Being funny and being a comedian are two very different things. Someone can be funny but can be horrible at performing any sort of comedic routine on stage. Alternatively, you can also be great on-stage but have a not-so-funny everyday personality. In our exclusive interview with on-the-rise comedian Nicholas Krywucki, he touched on this and other qualities a comedian must have in order to be successful. In this article, we'll go over what it takes to be a comedian.
So you think you're funny? Perfect. Step one is done. The real question is: does anyone else think you're funny? This part is surprisingly not as key to comedy as you may expect. As we said before, someone can be dry and humorless in their everyday life, but they could absolutely light up on stage, according to our expert funny man, Nick K.
Another staple for anyone hoping to jump into the comedy game is confidence. Comedians MUST be confident. Krywucki emphasized the point of just trying a stand-up set to see if it's something you really want to do. Having the guts alone to tell a joke or two to an audience is the biggest mountain to climb.
Lovers of stand-up who want to give it a try will find an opportunity to do it if they just take the time to look around. Comedy and open mic nights are HUGE right now. Any medium-sized city will have at least one venue where novice comedians can give it a go. The hardest part is getting over any nerves and stage fright and just doing it.
This microphone may be the scariest thing you've ever seen.
Aspiring comics should definitely have some sort of comedic plan first, but yeah, after that's all set, the next step is to jump onto the stage! Krywucki himself drank through his first open mic instead of performing which we imagine happens very often, but he still advocates for just getting up there and doing it. If you never try, you'll never know! As he said, "You’ll be terrible your first time and that’s ok. You might not want to do it again, but you will regret it if you never just throw yourself on stage for the first open mic."
A good personality is also super important for becoming a comedian. By the time you decide to try comedy or not, you'll likely be old enough to know if you're not most people's cup of tea, or if you're likable. Certain personalities won't translate well on-stage (or in day to day life for that matter) unless that's part of the act. It is also possible for personalities to change on the stage. Someone's stage persona can be very different from the way they are in everyday life. As Nick K said, "I wouldn't be able to translate my regular personality and still be funny. The persona isn't not-me though. It’s more than when I'm funny in the 'everyday' I am a certain way and when I distill my comedic parts down they all form into that 'certain way'."
Now, you need to to know what you want out of it. Do you want to make money off of this?
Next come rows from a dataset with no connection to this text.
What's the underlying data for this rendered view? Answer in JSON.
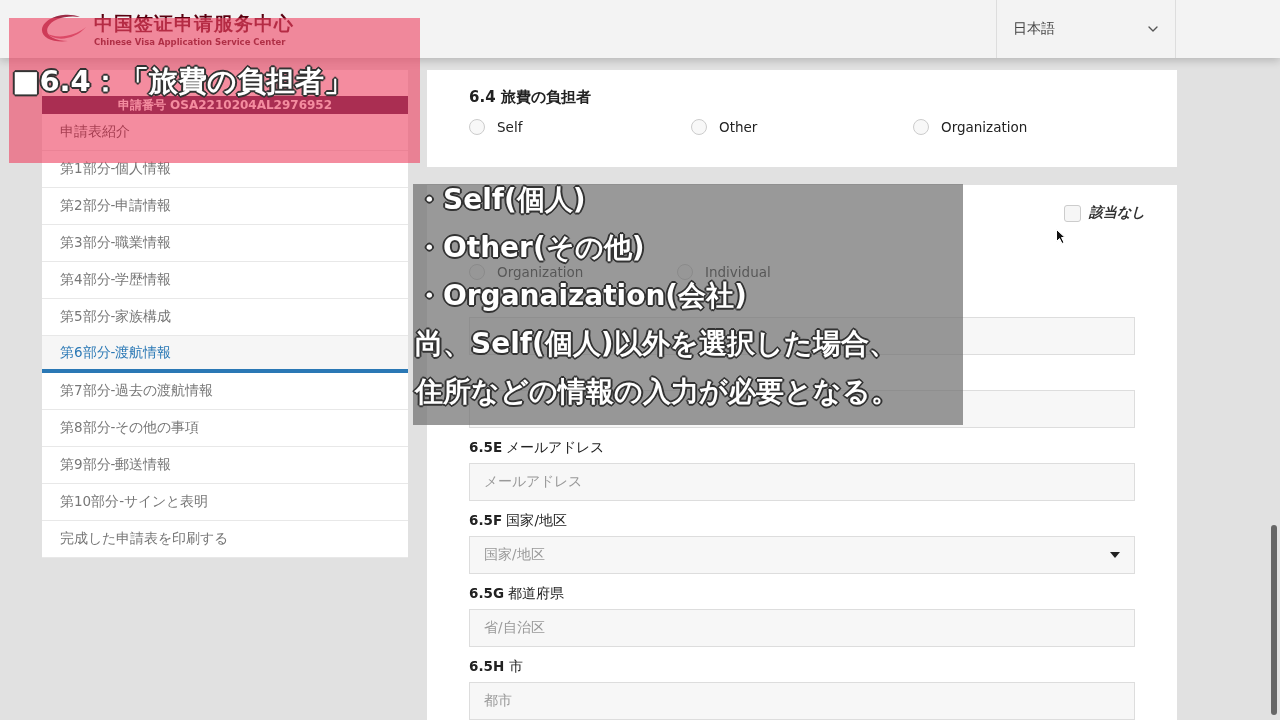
{
  "header": {
    "logo_title": "中国签证申请服务中心",
    "logo_subtitle": "Chinese Visa Application Service Center",
    "language": "日本語"
  },
  "sidebar": {
    "application_number": "申請番号 OSA2210204AL2976952",
    "items": [
      {
        "label": "申請表紹介",
        "selected": false
      },
      {
        "label": "第1部分-個人情報",
        "selected": false
      },
      {
        "label": "第2部分-申請情報",
        "selected": false
      },
      {
        "label": "第3部分-職業情報",
        "selected": false
      },
      {
        "label": "第4部分-学歴情報",
        "selected": false
      },
      {
        "label": "第5部分-家族構成",
        "selected": false
      },
      {
        "label": "第6部分-渡航情報",
        "selected": true
      },
      {
        "label": "第7部分-過去の渡航情報",
        "selected": false
      },
      {
        "label": "第8部分-その他の事項",
        "selected": false
      },
      {
        "label": "第9部分-郵送情報",
        "selected": false
      },
      {
        "label": "第10部分-サインと表明",
        "selected": false
      },
      {
        "label": "完成した申請表を印刷する",
        "selected": false
      }
    ]
  },
  "sections": [
    {
      "title": "6.4 旅費の負担者",
      "options": [
        {
          "label": "Self",
          "selected": false
        },
        {
          "label": "Other",
          "selected": false
        },
        {
          "label": "Organization",
          "selected": false
        }
      ]
    },
    {
      "not_applicable": {
        "label": "該当なし",
        "checked": false
      },
      "options": [
        {
          "label": "Organization",
          "selected": false
        },
        {
          "label": "Individual",
          "selected": false
        }
      ],
      "fields": [
        {
          "kind": "text"
        },
        {
          "kind": "text"
        },
        {
          "kind": "text",
          "label": "**6.5E** メールアドレス",
          "placeholder": "メールアドレス"
        },
        {
          "kind": "select",
          "label": "**6.5F** 国家/地区",
          "placeholder": "国家/地区"
        },
        {
          "kind": "text",
          "label": "**6.5G** 都道府県",
          "placeholder": "省/自治区"
        },
        {
          "kind": "text",
          "label": "**6.5H** 市",
          "placeholder": "都市"
        }
      ]
    }
  ],
  "captions": {
    "title": "■6.4：「旅費の負担者」",
    "lines": [
      "・Self(個人)",
      "・Other(その他)",
      "・Organaization(会社)",
      "尚、Self(個人)以外を選択した場合、",
      "住所などの情報の入力が必要となる。"
    ]
  }
}
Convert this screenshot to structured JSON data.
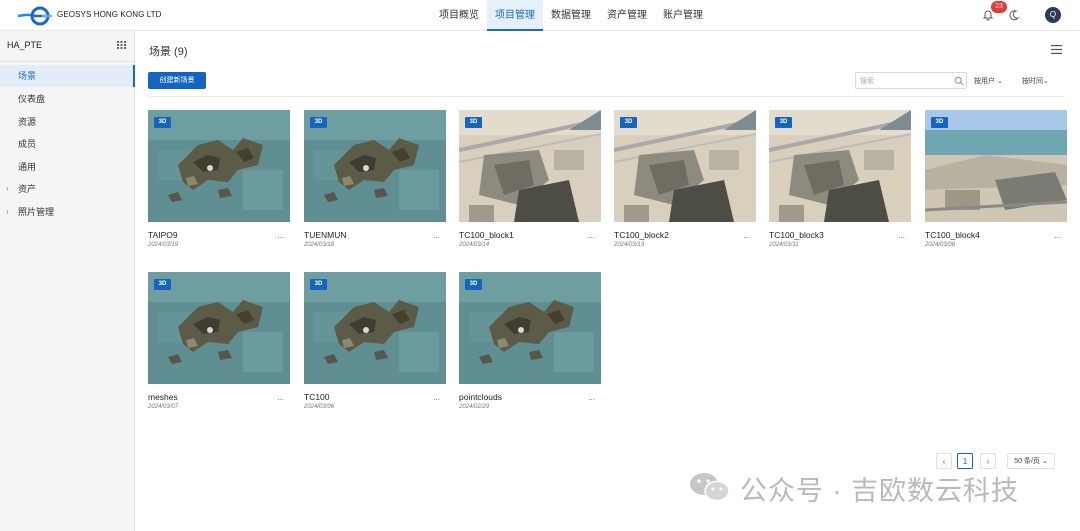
{
  "header": {
    "brand": "GEOSYS HONG KONG LTD",
    "nav": [
      "项目概览",
      "项目管理",
      "数据管理",
      "资产管理",
      "账户管理"
    ],
    "active_nav_index": 1,
    "notification_count": "23",
    "avatar_initial": "Q"
  },
  "sidebar": {
    "project": "HA_PTE",
    "items": [
      {
        "label": "场景",
        "active": true,
        "expandable": false
      },
      {
        "label": "仪表盘",
        "active": false,
        "expandable": false
      },
      {
        "label": "资源",
        "active": false,
        "expandable": false
      },
      {
        "label": "成员",
        "active": false,
        "expandable": false
      },
      {
        "label": "通用",
        "active": false,
        "expandable": false
      },
      {
        "label": "资产",
        "active": false,
        "expandable": true
      },
      {
        "label": "照片管理",
        "active": false,
        "expandable": true
      }
    ]
  },
  "main": {
    "title": "场景 (9)",
    "create_label": "创建新场景",
    "search_placeholder": "搜索",
    "sort_user": "按用户",
    "sort_time": "按时间"
  },
  "cards": [
    {
      "name": "TAIPO9",
      "date": "2024/03/19",
      "badge": "3D",
      "thumb": "map",
      "more": "..."
    },
    {
      "name": "TUENMUN",
      "date": "2024/03/18",
      "badge": "3D",
      "thumb": "map",
      "more": "..."
    },
    {
      "name": "TC100_block1",
      "date": "2024/03/14",
      "badge": "3D",
      "thumb": "aerial",
      "more": "..."
    },
    {
      "name": "TC100_block2",
      "date": "2024/03/13",
      "badge": "3D",
      "thumb": "aerial",
      "more": "..."
    },
    {
      "name": "TC100_block3",
      "date": "2024/03/11",
      "badge": "3D",
      "thumb": "aerial",
      "more": "..."
    },
    {
      "name": "TC100_block4",
      "date": "2024/03/08",
      "badge": "3D",
      "thumb": "horizon",
      "more": "..."
    },
    {
      "name": "meshes",
      "date": "2024/03/07",
      "badge": "3D",
      "thumb": "map",
      "more": "..."
    },
    {
      "name": "TC100",
      "date": "2024/03/06",
      "badge": "3D",
      "thumb": "map",
      "more": "..."
    },
    {
      "name": "pointclouds",
      "date": "2024/02/29",
      "badge": "3D",
      "thumb": "map",
      "more": "..."
    }
  ],
  "pagination": {
    "prev": "‹",
    "current_page": "1",
    "next": "›",
    "page_size": "50 条/页"
  },
  "watermark": "公众号 · 吉欧数云科技",
  "colors": {
    "accent": "#1565c0",
    "badge": "#e53935",
    "sidebar_bg": "#f5f5f5"
  }
}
Or is this just weekly fun? How much you put into your comedy is how much you'll get from it. Krywucki is a college student who does comedy as a hobby but also works in production where he makes his money. He dedicates a few nights a week to his shows.
Mid-level comedians can make a living off of their shows, but they may need an agent for that. It would be helpful. Obviously, don't expect to score a Netflix comedy special in the first year, but if that's your goal, work towards it. Go to an open mic every night if you can. Network like a madman. Utilize all social media platforms and upload your best stuff to YouTube. Get better with your act. See what works and what doesn't.
You could also just do it once or every once in awhile. Or maybe you can just ditch your crazy kids once a week to tell jokes at their expense. No money made, no city tours, nothing huge. An escape from real life if you will. It's like a hobby. Do as much as you want and don't do it when you don't want to. It's as simple as that.
So what's next? According to Krywucki, "Comedy is a great way to distract yourself from stress and get some kind of validation to your fudged up views of the world. Definitely not a natural thing." See? Natural talent is a major key. But, as we've learned from Krywucki, you may need to spend some time as an audience member before getting the guts to go up on stage, and just getting out there and doing it will be the best way to see if you can be successful or not.
Do you still think you're funny? Well, if you're a natural born performer with the confidence and writing skills to create and perform a comedic set, you may very well be able to become a comedian.
Have you ever considered doing comedy? What do you think of stand-up in general? Let us know in the comments!